In the run-up to almost every Kentucky Derby, there is a horse - or two - who achieves a breakthrough in terms of speed figures. This, of course, does not automatically give such a horse the keys to the Derby, but it does make him a key to handicapping the race. Some years, the betting public remains skeptical of the speed figure breakthrough, as was the case with War Emblem in 2002. Few took the big figure War Emblem earned in the Illinois Derby at face value, and missed the boat when he came back to win the Kentucky Derby at a $43 win mutuel.

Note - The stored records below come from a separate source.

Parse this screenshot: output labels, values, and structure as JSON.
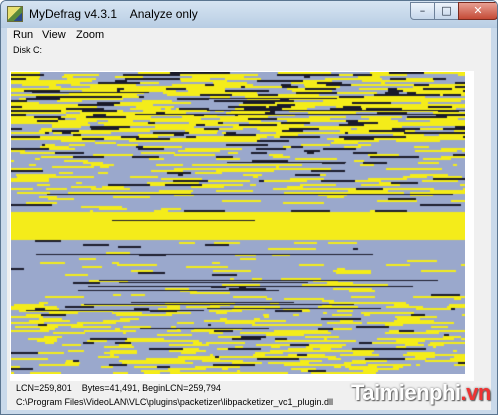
{
  "window": {
    "title": "MyDefrag v4.3.1    Analyze only",
    "min_glyph": "–",
    "max_glyph": "□",
    "close_glyph": "✕"
  },
  "menu": [
    {
      "label": "Run"
    },
    {
      "label": "View"
    },
    {
      "label": "Zoom"
    }
  ],
  "disk": {
    "label": "Disk C:"
  },
  "status": {
    "lcn_line": "LCN=259,801    Bytes=41,491, BeginLCN=259,794",
    "file_path": "C:\\Program Files\\VideoLAN\\VLC\\plugins\\packetizer\\libpacketizer_vc1_plugin.dll"
  },
  "watermark": {
    "text": "Taimienphi",
    "suffix": ".vn"
  },
  "colors": {
    "free": "#9aa8cc",
    "used": "#f4ec1a",
    "busy": "#1a1a2a",
    "frame": "#ffffff"
  }
}
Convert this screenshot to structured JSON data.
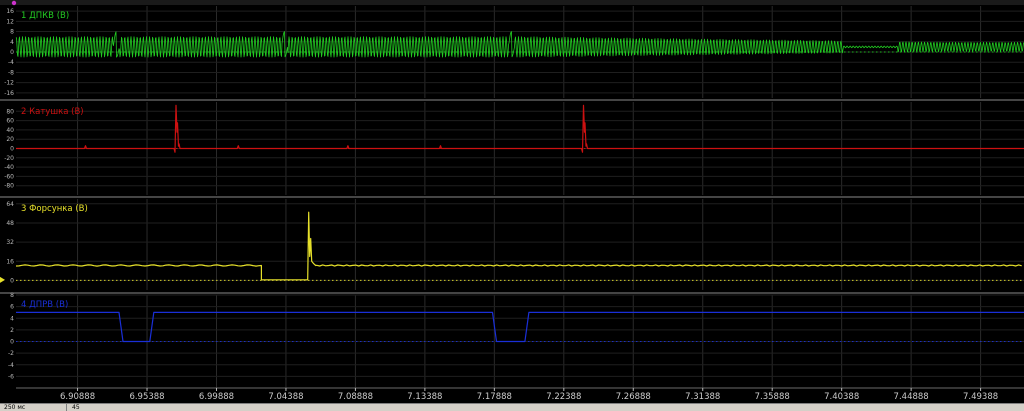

Other years, the public buys into the speed-figure breakthrough, like with Bellamy Road. He was sent off the favorite in the 2005 Derby off his giant figure Wood Memorial win, but finished seventh.

This season, everyone waited for the breakthrough. It never happened. The Beyer Speed Figure of 103 that Curlin earned for his 10 1/2-length romp in the Arkansas Derby, which in many years might be good enough for fifth- or sixth-best in the Derby field, is the highest this year by any Derby aspirant. Not surprisingly, Curlin's 103 isn't best by much. There are 10 other candidates (Any Given Saturday, Circular Quay, Street Sense, Great Hunter, Hard Spun, Tiago, Sam P., Cowtown Cat, Nobiz Like Shobiz, and Scat Daddy) who in their last two starts earned Beyers that fall within 5 points of Curlin's 103.

Now, 5 Beyer points can be a determining factor if you're torn between two horses in a conventional race. But when you're dealing with 11 horses in the context of the Kentucky Derby, 5 Beyer points could not be more insignificant. Such a small point spread, which equates to a little more than three lengths at the distance, is dwarfed by factors like pace, trip, and in a 20-horse Derby field, racing luck.

This situation can be advantageous to a horse capable of engineering a Beyer breakthrough on Saturday and, assuming at least one horse will step it up, spell trouble for those incapable of raising their games. Of course, this is where opinion comes in, but I can see Circular Quay, Great Hunter, Nobiz Like Shobiz, and Scat Daddy among those falling into the latter group. Circular Quay did earn a 102 Beyer winning the Louisiana Derby, but he could have trouble just matching that off an eight-week layoff. Great Hunter has to prove his 101 in the Robert Lewis wasn't an aberration. And Nobiz Like Shobiz and Scat Daddy have yet to earn a triple-digit Beyer, and both have already had enough starts where they should have attended to that.

So who is primed for a Beyer breakthrough Saturday? Curlin might be, especially if he is as much of a freak as he intimated he might be with the way he won all three of his starts. But I think Street Sense and Any Given Saturday are sitting on big Beyer performances. Street Sense predictably regressed last time out in the Blue Grass after earning a 102 in his gut-wrenching decision over Any Given Saturday in the Tampa Bay Derby off a layoff, and yet still almost won. And, of course, Street Sense earned the Derby field's best overall Beyer of 108 when he romped in the Breeders' Cup Juvenile last fall at Churchill Downs. Any Given Saturday is a near mirror image of Street Sense. He also regressed off the Tampa Bay Derby when he was third most recently in the Wood Memorial, but he ran fast at Churchill as a 2-year-old when he earned a 100 Beyer in his near-miss in the Kentucky Jockey Club Stakes.

For me, separating Street Sense and Any Given Saturday isn't easy. Street Sense's appeal includes the duplication of the pattern that led to his big Breeders' Cup win, as he is again moving from Keeneland's Polytrack to the main track at Churchill. Any Given Saturday's attraction is he might go off as much as three times the price that Street Sense will.

Hey, that's why they invented exotic wagers.